  • $\begingroup$ I'm rewriting $\frac{f(x)}{g(x)}$ with $f(x)\to 0$ and $g(x)\to 0$ as $x\to 1$ as: $$\frac{\frac{f(x)-f(1)}{x-1}}{\frac{g(x)-g(1)}{x-1}}$$ and then computing the derivatives $f'(1)$ and $g'(1)$ without ever calling it a derivative. @SimplyBeautifulArt $\endgroup$ – Thomas Andrews Jan 23 '17 at 19:56
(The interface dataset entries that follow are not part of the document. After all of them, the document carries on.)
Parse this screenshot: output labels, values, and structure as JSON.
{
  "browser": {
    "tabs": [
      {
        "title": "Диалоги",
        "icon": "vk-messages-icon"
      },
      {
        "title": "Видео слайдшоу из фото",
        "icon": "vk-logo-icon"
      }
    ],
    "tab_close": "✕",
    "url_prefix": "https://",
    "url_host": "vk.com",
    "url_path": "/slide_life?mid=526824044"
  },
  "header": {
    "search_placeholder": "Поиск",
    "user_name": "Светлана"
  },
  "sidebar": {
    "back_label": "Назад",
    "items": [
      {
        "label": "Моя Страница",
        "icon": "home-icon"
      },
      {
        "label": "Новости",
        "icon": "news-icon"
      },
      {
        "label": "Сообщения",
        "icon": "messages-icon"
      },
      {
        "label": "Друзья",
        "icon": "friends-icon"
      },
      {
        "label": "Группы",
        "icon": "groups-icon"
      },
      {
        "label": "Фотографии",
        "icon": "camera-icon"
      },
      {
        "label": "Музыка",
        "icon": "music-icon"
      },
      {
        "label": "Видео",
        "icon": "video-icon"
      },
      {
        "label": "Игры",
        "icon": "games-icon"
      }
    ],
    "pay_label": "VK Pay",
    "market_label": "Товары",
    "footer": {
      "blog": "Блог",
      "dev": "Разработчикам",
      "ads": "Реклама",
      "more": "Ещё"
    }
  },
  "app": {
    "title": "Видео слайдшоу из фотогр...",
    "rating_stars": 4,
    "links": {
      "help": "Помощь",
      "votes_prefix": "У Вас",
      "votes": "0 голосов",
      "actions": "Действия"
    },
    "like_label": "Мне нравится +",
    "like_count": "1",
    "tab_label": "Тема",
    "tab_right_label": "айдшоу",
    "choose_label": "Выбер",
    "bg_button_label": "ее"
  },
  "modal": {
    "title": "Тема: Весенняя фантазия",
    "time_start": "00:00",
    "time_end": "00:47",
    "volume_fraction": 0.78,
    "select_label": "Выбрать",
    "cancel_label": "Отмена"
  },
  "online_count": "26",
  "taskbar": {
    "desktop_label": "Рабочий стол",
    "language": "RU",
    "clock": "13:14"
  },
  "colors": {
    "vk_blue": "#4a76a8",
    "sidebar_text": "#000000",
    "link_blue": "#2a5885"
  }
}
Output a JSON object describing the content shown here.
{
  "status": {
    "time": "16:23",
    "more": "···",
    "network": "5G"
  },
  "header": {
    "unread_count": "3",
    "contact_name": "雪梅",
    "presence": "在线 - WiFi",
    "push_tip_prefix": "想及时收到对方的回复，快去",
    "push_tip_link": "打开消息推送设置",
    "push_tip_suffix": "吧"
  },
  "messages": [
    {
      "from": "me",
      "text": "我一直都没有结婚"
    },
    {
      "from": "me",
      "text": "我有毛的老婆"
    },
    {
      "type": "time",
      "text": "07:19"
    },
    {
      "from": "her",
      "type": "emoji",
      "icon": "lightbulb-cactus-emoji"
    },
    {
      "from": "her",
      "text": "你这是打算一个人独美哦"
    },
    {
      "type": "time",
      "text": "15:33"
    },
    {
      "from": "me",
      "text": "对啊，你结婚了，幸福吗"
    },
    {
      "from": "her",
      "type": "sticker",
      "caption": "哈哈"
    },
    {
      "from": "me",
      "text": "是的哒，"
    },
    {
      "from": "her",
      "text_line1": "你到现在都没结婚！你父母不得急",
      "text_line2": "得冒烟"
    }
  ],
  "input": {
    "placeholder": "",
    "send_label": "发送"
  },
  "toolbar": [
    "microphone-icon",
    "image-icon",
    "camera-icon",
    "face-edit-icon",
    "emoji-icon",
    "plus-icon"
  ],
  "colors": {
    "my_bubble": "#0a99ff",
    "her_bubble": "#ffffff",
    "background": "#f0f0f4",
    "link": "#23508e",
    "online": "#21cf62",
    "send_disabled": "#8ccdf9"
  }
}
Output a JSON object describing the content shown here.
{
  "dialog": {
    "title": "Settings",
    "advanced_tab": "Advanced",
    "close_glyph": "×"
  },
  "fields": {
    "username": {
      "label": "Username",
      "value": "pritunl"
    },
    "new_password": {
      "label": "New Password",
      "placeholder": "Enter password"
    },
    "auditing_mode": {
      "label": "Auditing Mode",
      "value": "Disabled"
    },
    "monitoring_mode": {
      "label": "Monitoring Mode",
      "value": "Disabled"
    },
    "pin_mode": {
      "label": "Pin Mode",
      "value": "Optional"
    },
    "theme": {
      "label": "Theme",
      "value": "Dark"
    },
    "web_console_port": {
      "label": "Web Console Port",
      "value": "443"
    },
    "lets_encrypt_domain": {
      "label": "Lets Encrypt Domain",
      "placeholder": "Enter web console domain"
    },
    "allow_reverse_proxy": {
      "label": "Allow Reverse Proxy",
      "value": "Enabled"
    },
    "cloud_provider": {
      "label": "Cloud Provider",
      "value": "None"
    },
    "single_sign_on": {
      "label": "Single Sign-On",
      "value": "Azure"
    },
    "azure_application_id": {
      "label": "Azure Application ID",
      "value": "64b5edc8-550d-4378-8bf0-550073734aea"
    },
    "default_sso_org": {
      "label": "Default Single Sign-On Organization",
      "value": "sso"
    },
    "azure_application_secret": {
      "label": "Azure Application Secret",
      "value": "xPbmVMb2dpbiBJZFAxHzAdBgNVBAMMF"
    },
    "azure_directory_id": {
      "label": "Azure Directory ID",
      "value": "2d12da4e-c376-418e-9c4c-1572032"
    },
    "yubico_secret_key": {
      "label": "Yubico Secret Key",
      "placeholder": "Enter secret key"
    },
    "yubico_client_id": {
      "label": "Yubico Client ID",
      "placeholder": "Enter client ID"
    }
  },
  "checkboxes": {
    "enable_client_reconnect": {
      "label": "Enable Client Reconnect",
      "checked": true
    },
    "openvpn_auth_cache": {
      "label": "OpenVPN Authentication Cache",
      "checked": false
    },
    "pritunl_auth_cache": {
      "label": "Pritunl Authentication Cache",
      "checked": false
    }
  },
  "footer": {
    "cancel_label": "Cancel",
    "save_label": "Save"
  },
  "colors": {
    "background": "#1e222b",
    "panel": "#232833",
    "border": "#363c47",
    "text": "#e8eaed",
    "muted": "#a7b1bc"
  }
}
HINT: Your expression is $$ \frac{\sqrt[3]{x+7}-2}{\sqrt[4]{x}-1}+2\frac{\sqrt{3x+1}-2}{\sqrt[4]{x}-1} $$ Then use the expression $(a^n-b^n)=(a-b)(......)$ for $n=2$, $3$, $4$.


Hint: $$\lim_{x\to1}\dfrac{\sqrt[3]{x+7}+2\sqrt{3x+1}-6}{\sqrt[4]{x}-1}=\\ \lim_{x\to1}\dfrac{\sqrt[3]{x+7}-2}{\sqrt[4]{x}-1}+\lim_{x\to1}\dfrac{2\sqrt{3x+1}-4}{\sqrt[4]{x}-1}\\ \lim_{x\to1}\dfrac{\sqrt[3]{x+7}-2}{\sqrt[4]{x}-1}\times\dfrac{(\sqrt[3]{x+7}+2)(\sqrt[4]{x}+1)}{(\sqrt[3]{x+7}+2)(\sqrt[4]{x}+1)}\dfrac{\sqrt{x}+1}{\sqrt{x}+1}\\+\lim_{x\to1}\dfrac{2(\sqrt{3x+1}-2)}{\sqrt[4]{x}-1}\times \dfrac{(\sqrt{3x+1}+2)(\sqrt[4]{x}+1)}{(\sqrt{3x+1}-2)(\sqrt[4]{x}+1)}\times\dfrac{\sqrt{x}+1}{\sqrt{x}+1}\\$$


Let $x=(u+1)^4$:


then some binomial expansions:

$$\sqrt[3]{8+(u^4+4u^3+6u^2+4u)}=2+\frac1{12}(u^4+4u^3+6u^2+4u)+\mathcal O(u^2)$$

$$\sqrt{4+(3u^4+12u^3+18u^2+12u)}=2+\frac14(3u^4+12u^3+18u^2+12u)+\mathcal O(u^2)$$

Thus, the limit reduces down to

$$\frac{2+\frac1{12}(u^4+4u^3+6u^2+4u)+4+\frac12(3u^4+12u^3+18u^2+12u)-6+\mathcal O(u^2)}u\\=\frac1{12}(u^3+4u^2+6u+4)+\frac12(3u^3+12u^2+18u+12)+\mathcal O(u)\\\to\frac1{12}(4)+\frac12(12)=\frac{19}3$$

which is the correct limit.


Your Answer

By clicking “Post Your Answer”, you agree to our terms of service, privacy policy and cookie policy

Not the answer you're looking for? Browse other questions tagged or ask your own question.